“Most primitive tribes believe shamanism, and even prophecy, is a hereditary condition. Moses wasn’t just a prophet, so was his brother Aaron. Jesus has this prophetic nature, but according to his followers, so did his brother James. Mohammad was a prophetic figure, but the first Muslims truly believed that that prophecy existed in his family line. So his nephew Ali, and his grandsons Hasan and Husayn, also carried this prophetic ability. Shamanism is passed from father to son in almost every religious tradition. The fascinating thing about mental illness is that it’s also hereditary.”
How can Patty — who is dead — be affecting Kevin in the real world?
“It’s clear Patti is trying to communicate something. But what that is, and whether she’s on his side or not, is impossible to tell. She seems to feel like she is. Of course, Kevin does not feel that way. People who believe this is all in his head would say Patti [couldn’t] strike him like that. But that’s not true. People who have psychotic breaks not only have real interactions with their imaginary friends, those imaginary friends regularly attack and beat them, and enter into their space just the way a real person would.”
What really happened to Kevin in that final “Matter of Geography” scene; is he awake or asleep?
“Clearly, whatever is happening to him is happening in his dream state. I guess maybe there was this hope that it wouldn’t happen in Miracle. It’s not unusual for people who have prophetic or shamanistic experiences to run away from [them]. When the prophet Mohammed suddenly started hearing voices from God telling him to recite the Koran, he went to the edge of the cliff and tried to kill himself because he thought he was going crazy. Of course, what’s great about stories about great prophets, shamans, and heroes is that there is no escaping. Once you’re called, that’s it, man. You can run and hide, but in the end Mohammed still has to recite the Koran; Jesus still has to be the savior of humanity. There’s no avoiding it.”

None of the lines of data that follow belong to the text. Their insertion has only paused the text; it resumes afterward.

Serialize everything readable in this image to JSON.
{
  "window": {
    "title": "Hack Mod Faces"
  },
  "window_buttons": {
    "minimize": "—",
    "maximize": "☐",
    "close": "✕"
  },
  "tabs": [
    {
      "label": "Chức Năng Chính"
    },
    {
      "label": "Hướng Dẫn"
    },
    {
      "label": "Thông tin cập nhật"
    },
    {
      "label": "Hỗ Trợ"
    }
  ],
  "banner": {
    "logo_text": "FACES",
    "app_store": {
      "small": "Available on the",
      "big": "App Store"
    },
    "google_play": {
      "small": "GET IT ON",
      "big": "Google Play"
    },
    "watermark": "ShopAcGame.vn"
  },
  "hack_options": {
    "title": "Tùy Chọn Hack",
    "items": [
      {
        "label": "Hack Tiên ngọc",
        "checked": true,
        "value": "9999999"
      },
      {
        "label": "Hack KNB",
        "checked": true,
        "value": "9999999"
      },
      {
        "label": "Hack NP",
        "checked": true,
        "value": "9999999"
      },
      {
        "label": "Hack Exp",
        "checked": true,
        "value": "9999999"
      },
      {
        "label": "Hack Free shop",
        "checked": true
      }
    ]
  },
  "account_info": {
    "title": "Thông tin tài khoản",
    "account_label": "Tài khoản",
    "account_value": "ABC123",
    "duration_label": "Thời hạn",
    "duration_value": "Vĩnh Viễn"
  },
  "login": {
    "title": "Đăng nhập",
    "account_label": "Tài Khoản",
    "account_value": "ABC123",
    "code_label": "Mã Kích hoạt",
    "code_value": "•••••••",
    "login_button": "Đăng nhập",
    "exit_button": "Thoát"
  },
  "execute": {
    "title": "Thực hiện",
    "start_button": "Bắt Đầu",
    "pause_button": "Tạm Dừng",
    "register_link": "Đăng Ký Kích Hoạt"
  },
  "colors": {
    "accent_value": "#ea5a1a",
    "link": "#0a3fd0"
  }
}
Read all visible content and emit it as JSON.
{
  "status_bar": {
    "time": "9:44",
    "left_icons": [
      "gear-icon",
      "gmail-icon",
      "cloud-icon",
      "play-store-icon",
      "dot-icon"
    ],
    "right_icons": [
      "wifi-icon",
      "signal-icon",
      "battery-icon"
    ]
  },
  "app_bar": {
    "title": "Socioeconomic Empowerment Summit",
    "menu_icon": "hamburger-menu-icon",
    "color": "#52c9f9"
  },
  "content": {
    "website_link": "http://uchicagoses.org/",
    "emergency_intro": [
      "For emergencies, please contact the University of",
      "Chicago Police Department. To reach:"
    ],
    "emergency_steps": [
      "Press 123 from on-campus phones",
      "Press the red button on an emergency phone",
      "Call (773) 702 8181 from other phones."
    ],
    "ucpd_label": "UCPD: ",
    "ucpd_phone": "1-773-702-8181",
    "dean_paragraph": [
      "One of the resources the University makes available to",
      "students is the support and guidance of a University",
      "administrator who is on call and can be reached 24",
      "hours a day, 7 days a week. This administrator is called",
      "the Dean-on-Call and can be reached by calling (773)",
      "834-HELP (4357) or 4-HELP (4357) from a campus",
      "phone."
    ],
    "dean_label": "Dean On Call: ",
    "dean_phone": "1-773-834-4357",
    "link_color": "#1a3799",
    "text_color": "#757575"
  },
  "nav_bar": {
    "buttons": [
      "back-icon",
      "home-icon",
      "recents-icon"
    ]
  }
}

Clearly Aslan views everything through his particular lens, but being a show consultant doesn’t necessarily mean his assumptions are correct. That said, I’m leaning much more toward this series coming from — and ending up in — a spiritual place than a psychiatric hospital. I don’t believe Kevin is having a mental breakdown, and the shaman slant makes a lot of sense to me. I also think that despite the Lost backlash, The Leftovers could end similarly to that series in that the people purportedly left behind are lost souls, who haven’t yet figured out they’re dead. To me, it just feels like classic Lindelof exploration, as well as a more interesting road for us all to wander.